Report highlights Oxbridge chances
Students from private schools are 55 times more likely to get a place at Oxford or Cambridge University than state school students who receive free school meals, a report has claimed.
New research found private school pupils were also 22 times more likely to go to a top-ranking university than students who are entitled to free school meals (FSM) - the Government's measure of deprivation.
The figures were published by education charity The Sutton Trust in a report investigating access to university.
It said the "stark" gap in university participation began at GCSE level, when students at independent schools were three-and-a-half times more likely than FSM pupils to get five A*-C GCSEs, including English and maths.

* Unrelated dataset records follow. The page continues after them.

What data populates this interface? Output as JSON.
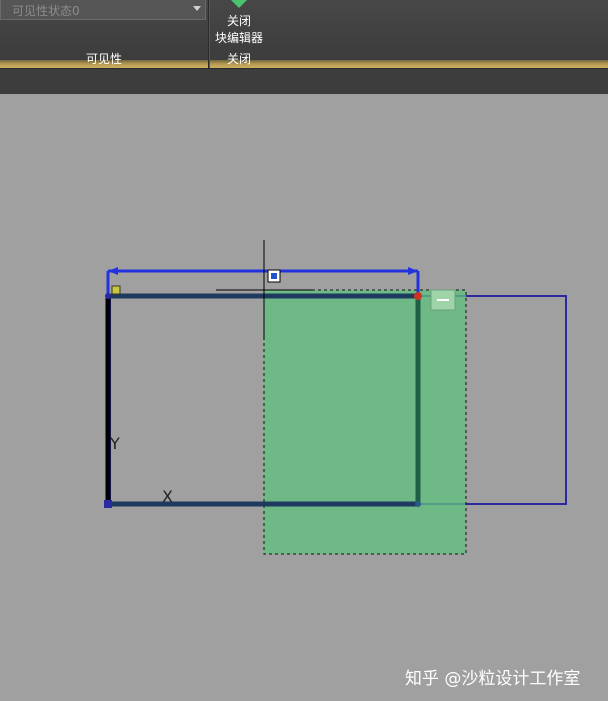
{
  "ribbon": {
    "visibility_panel": {
      "state_dropdown_value": "可见性状态0",
      "panel_label": "可见性"
    },
    "close_panel": {
      "button_line1": "关闭",
      "button_line2": "块编辑器",
      "panel_label": "关闭"
    }
  },
  "drawing": {
    "axis_y_label": "Y",
    "axis_x_label": "X",
    "colors": {
      "canvas": "#a0a0a0",
      "selection_fill": "#5fc27f",
      "param_line": "#2233dd",
      "rect_outline": "#2a2aa0"
    }
  },
  "watermark": "知乎 @沙粒设计工作室"
}
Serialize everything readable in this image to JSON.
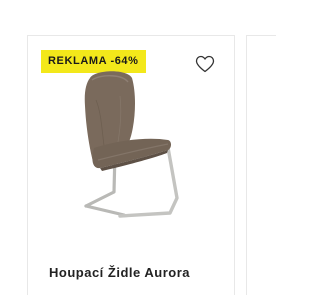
{
  "product": {
    "badge_text": "REKLAMA -64%",
    "title": "Houpací Židle Aurora",
    "image_alt": "Houpací Židle Aurora",
    "wishlist_icon": "heart-outline-icon",
    "colors": {
      "badge_bg": "#f3e81a",
      "seat_fabric": "#7a6a5c",
      "frame": "#b9b9b6"
    }
  }
}
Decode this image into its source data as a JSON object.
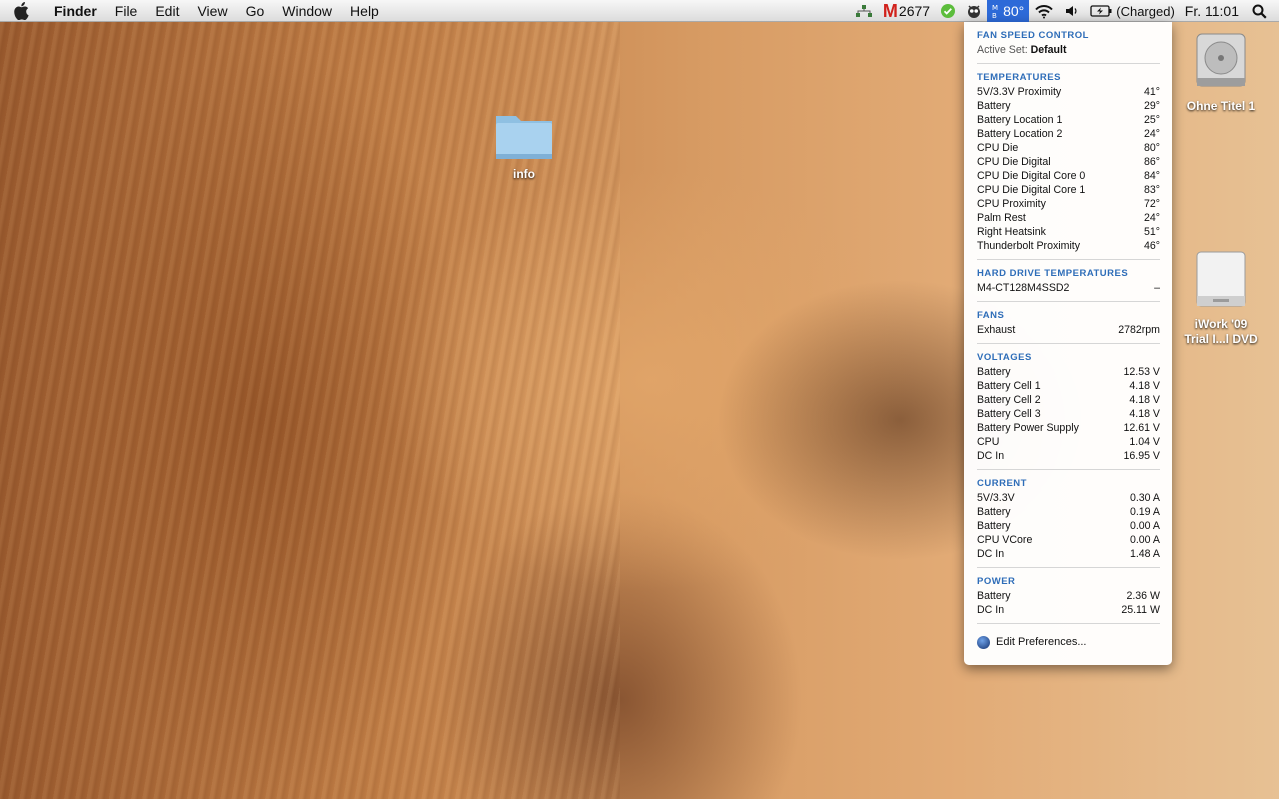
{
  "menubar": {
    "apple_icon": "apple-logo-icon",
    "app_name": "Finder",
    "menus": [
      "File",
      "Edit",
      "View",
      "Go",
      "Window",
      "Help"
    ],
    "status": {
      "gmail_count": "2677",
      "fan_label": "80°",
      "battery_status": "(Charged)",
      "clock": "Fr. 11:01"
    }
  },
  "fan_menu": {
    "header": {
      "title": "FAN SPEED CONTROL",
      "active_set_label": "Active Set:",
      "active_set_value": "Default"
    },
    "temperatures": {
      "title": "TEMPERATURES",
      "rows": [
        {
          "label": "5V/3.3V Proximity",
          "value": "41°"
        },
        {
          "label": "Battery",
          "value": "29°"
        },
        {
          "label": "Battery Location 1",
          "value": "25°"
        },
        {
          "label": "Battery Location 2",
          "value": "24°"
        },
        {
          "label": "CPU Die",
          "value": "80°"
        },
        {
          "label": "CPU Die Digital",
          "value": "86°"
        },
        {
          "label": "CPU Die Digital Core 0",
          "value": "84°"
        },
        {
          "label": "CPU Die Digital Core 1",
          "value": "83°"
        },
        {
          "label": "CPU Proximity",
          "value": "72°"
        },
        {
          "label": "Palm Rest",
          "value": "24°"
        },
        {
          "label": "Right Heatsink",
          "value": "51°"
        },
        {
          "label": "Thunderbolt Proximity",
          "value": "46°"
        }
      ]
    },
    "hdd": {
      "title": "HARD DRIVE TEMPERATURES",
      "rows": [
        {
          "label": "M4-CT128M4SSD2",
          "value": "–"
        }
      ]
    },
    "fans": {
      "title": "FANS",
      "rows": [
        {
          "label": "Exhaust",
          "value": "2782rpm"
        }
      ]
    },
    "voltages": {
      "title": "VOLTAGES",
      "rows": [
        {
          "label": "Battery",
          "value": "12.53 V"
        },
        {
          "label": "Battery Cell 1",
          "value": "4.18 V"
        },
        {
          "label": "Battery Cell 2",
          "value": "4.18 V"
        },
        {
          "label": "Battery Cell 3",
          "value": "4.18 V"
        },
        {
          "label": "Battery Power Supply",
          "value": "12.61 V"
        },
        {
          "label": "CPU",
          "value": "1.04 V"
        },
        {
          "label": "DC In",
          "value": "16.95 V"
        }
      ]
    },
    "current": {
      "title": "CURRENT",
      "rows": [
        {
          "label": "5V/3.3V",
          "value": "0.30 A"
        },
        {
          "label": "Battery",
          "value": "0.19 A"
        },
        {
          "label": "Battery",
          "value": "0.00 A"
        },
        {
          "label": "CPU VCore",
          "value": "0.00 A"
        },
        {
          "label": "DC In",
          "value": "1.48 A"
        }
      ]
    },
    "power": {
      "title": "POWER",
      "rows": [
        {
          "label": "Battery",
          "value": "2.36 W"
        },
        {
          "label": "DC In",
          "value": "25.11 W"
        }
      ]
    },
    "edit_preferences": "Edit Preferences..."
  },
  "desktop": {
    "folder_label": "info",
    "hdd_label": "Ohne Titel 1",
    "dvd_label_line1": "iWork '09",
    "dvd_label_line2": "Trial I...l DVD"
  }
}
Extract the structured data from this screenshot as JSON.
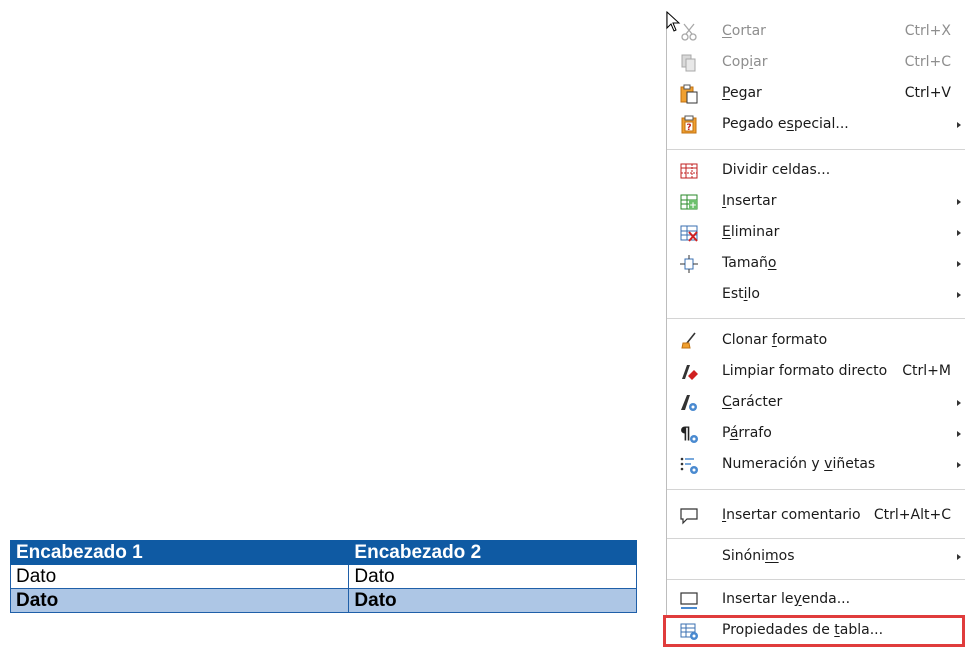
{
  "table": {
    "headers": [
      "Encabezado 1",
      "Encabezado 2"
    ],
    "rows": [
      [
        "Dato",
        "Dato"
      ],
      [
        "Dato",
        "Dato"
      ]
    ]
  },
  "menu": {
    "cut": {
      "pre": "",
      "u": "C",
      "post": "ortar",
      "shortcut": "Ctrl+X"
    },
    "copy": {
      "pre": "Cop",
      "u": "i",
      "post": "ar",
      "shortcut": "Ctrl+C"
    },
    "paste": {
      "pre": "",
      "u": "P",
      "post": "egar",
      "shortcut": "Ctrl+V"
    },
    "paste_special": {
      "pre": "Pegado e",
      "u": "s",
      "post": "pecial..."
    },
    "split_cells": {
      "pre": "Dividir celdas...",
      "u": "",
      "post": ""
    },
    "insert": {
      "pre": "",
      "u": "I",
      "post": "nsertar"
    },
    "delete": {
      "pre": "",
      "u": "E",
      "post": "liminar"
    },
    "size": {
      "pre": "Tamañ",
      "u": "o",
      "post": ""
    },
    "style": {
      "pre": "Est",
      "u": "i",
      "post": "lo"
    },
    "clone_format": {
      "pre": "Clonar ",
      "u": "f",
      "post": "ormato"
    },
    "clear_format": {
      "pre": "Limpiar formato directo",
      "u": "",
      "post": "",
      "shortcut": "Ctrl+M"
    },
    "character": {
      "pre": "",
      "u": "C",
      "post": "arácter"
    },
    "paragraph": {
      "pre": "P",
      "u": "á",
      "post": "rrafo"
    },
    "numbering": {
      "pre": "Numeración y ",
      "u": "v",
      "post": "iñetas"
    },
    "insert_comment": {
      "pre": "",
      "u": "I",
      "post": "nsertar comentario",
      "shortcut": "Ctrl+Alt+C"
    },
    "synonyms": {
      "pre": "Sinóni",
      "u": "m",
      "post": "os"
    },
    "insert_caption": {
      "pre": "Insertar le",
      "u": "y",
      "post": "enda..."
    },
    "table_properties": {
      "pre": "Propiedades de ",
      "u": "t",
      "post": "abla..."
    }
  },
  "colors": {
    "header_bg": "#0f5aa3",
    "total_row_bg": "#adc6e5",
    "highlight_outline": "#e03c3c"
  }
}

This led to less than one in 100 students admitted to Oxford or Cambridge being FSM pupils between 2005 and 2007. At the 25 most selective universities, FSM pupils made up just 2% of the student intake compared with 72% of other state school pupils.
The report, entitled "Responding to the new landscape for university access", said: "This newly available data provides an insight into the extent of the widening education gap between the latest cohorts of the poorest and most privileged students both at school and university.
"It also reveals that similarly highly academic selective universities can have very different numbers of Free School Meal children on their degree courses - due in part to whether they are located or not in major cities. Careful consideration will be needed if the FSM indicator is to be used as a way of identifying students for support through university access schemes."
The Sutton Trust said the Government's £150 million-a-year National Scholarship programme should be more widely targeted beyond financial support for students. The Trust also called for the Office for Fair Access (OFFA) to remain independent after the higher education scheme Aimhigher was scrapped.
It also urged the Government not to allow OFFA to be taken over by the Higher Education Funding Council for England (HEFCE).
Schools Minister Nick Gibb said: "Sutton Trust's report is yet more evidence confirming the widening attainment gap in our education system between those from poor and wealthiest backgrounds and between the independent and state sectors. It is a key priority of the coalition Government to narrow and ultimately close that gap, which is why we are taking such radical measures to raise standards in the state education system."